A recent study claimed Chatbots such as ChatGPT have better bedside manners than doctors. But GPs’ actual emotion intelligence is one of our major strengths, says columnist Dr Zoe Rog
Last week, a patient hugged me at the end of our consultation. I don’t usually encourage this, and as one of our pharmacists was sitting in with me, I felt obliged to explain.
The patient and his mum were among my first patients when I started in the practice as a GP trainee. They lived together and were devoted to one another. One day the patient phoned, sobbing and distraught that his mum had been admitted to hospital. Despite initial improvement, she had fallen, banged her head and now seemed confused. He was terrified, and I knew that he was vulnerable. I also knew that she was taking warfarin.
Moved by his distress, I felt I had to do something. Luckily, as a trainee, time was on my side. I visited the hospital with him to see his mum; I then approached the nurse looking after her to explain my worries about the warfarin, the head injury and the confusion. A few days later, my patient rang the surgery to tell me how grateful he was.
After I visited the hospital, my patient said the nurse had called a doctor back to see his mum. They had stopped her warfarin, arranged a scan and found a small subdural haematoma. She subsequently made a good recovery and was discharged home. To this day, I have no idea whether my visit made any real difference to her medical care, but my patient and his mum were delighted that I had made the trouble to go.
I stayed at my training practice and continued to see them both for quite a number of years before his mum eventually became frailer and died a peaceful, expected death. For my patient, it was an extremely difficult time; he required a lot of support to adjust to being without her. He hugs me when he sees me because he knows I cared for his mum, and that I understand how much she meant to him.

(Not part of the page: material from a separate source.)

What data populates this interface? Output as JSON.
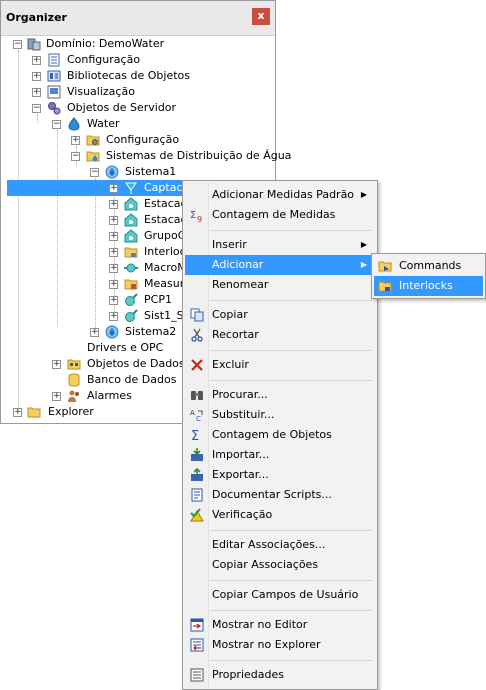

I saw the headline in recent weeks that read ‘ChatGPT gives more empathetic responses to patient queries than doctors’. I felt quite indignant when I read this, because if there is one thing that GPs should be celebrated for, it is their capacity for empathy. We discuss it at length with trainees in tutorials, they are judged on it in their exams, and a lot of the glowing feedback received by my GP colleagues is about the empathetic way in which patients have been treated.
We often make deeper emotional connections with our patients than we realise. A few years ago, a teenage girl made an appointment to see me. She had done so, she told me, because I had been to visit her family quite a few years earlier when her grandad was dying, and the family had never forgotten my kindness. She said she felt she could trust me to listen and understand how she felt. It was the first time I truly realised that even when we feel helpless, faced with a dying patient we can’t save and the terrible family grief we can’t relieve, simply conveying our empathy can be an incredibly powerful way to help that family.
When I read the article about ChatGPT in further detail, I realised that it was responding to online consultations. On reflection, it would be quite welcome to answer my e-consultations, because I hate the sterile format, lack of interaction and dearth of non-verbal information. Perhaps, in time, AI could fill its boots with form filling, results checking, routine prescription issuing and titration of medication doses. As Canadian physician Sir William Osler once said, ‘The good physician treats the disease; the great physician treats the patient who has the disease.’
We should be encouraging artificial intelligence to become really great at monotony, leaving GPs free to demonstrate how skilled they are at managing the interaction of disease with the fascinating complexity of human beings – and with enough time to show patients the empathy they deserve.
Dr Zoe Rog is a GP in Runcorn, Cheshire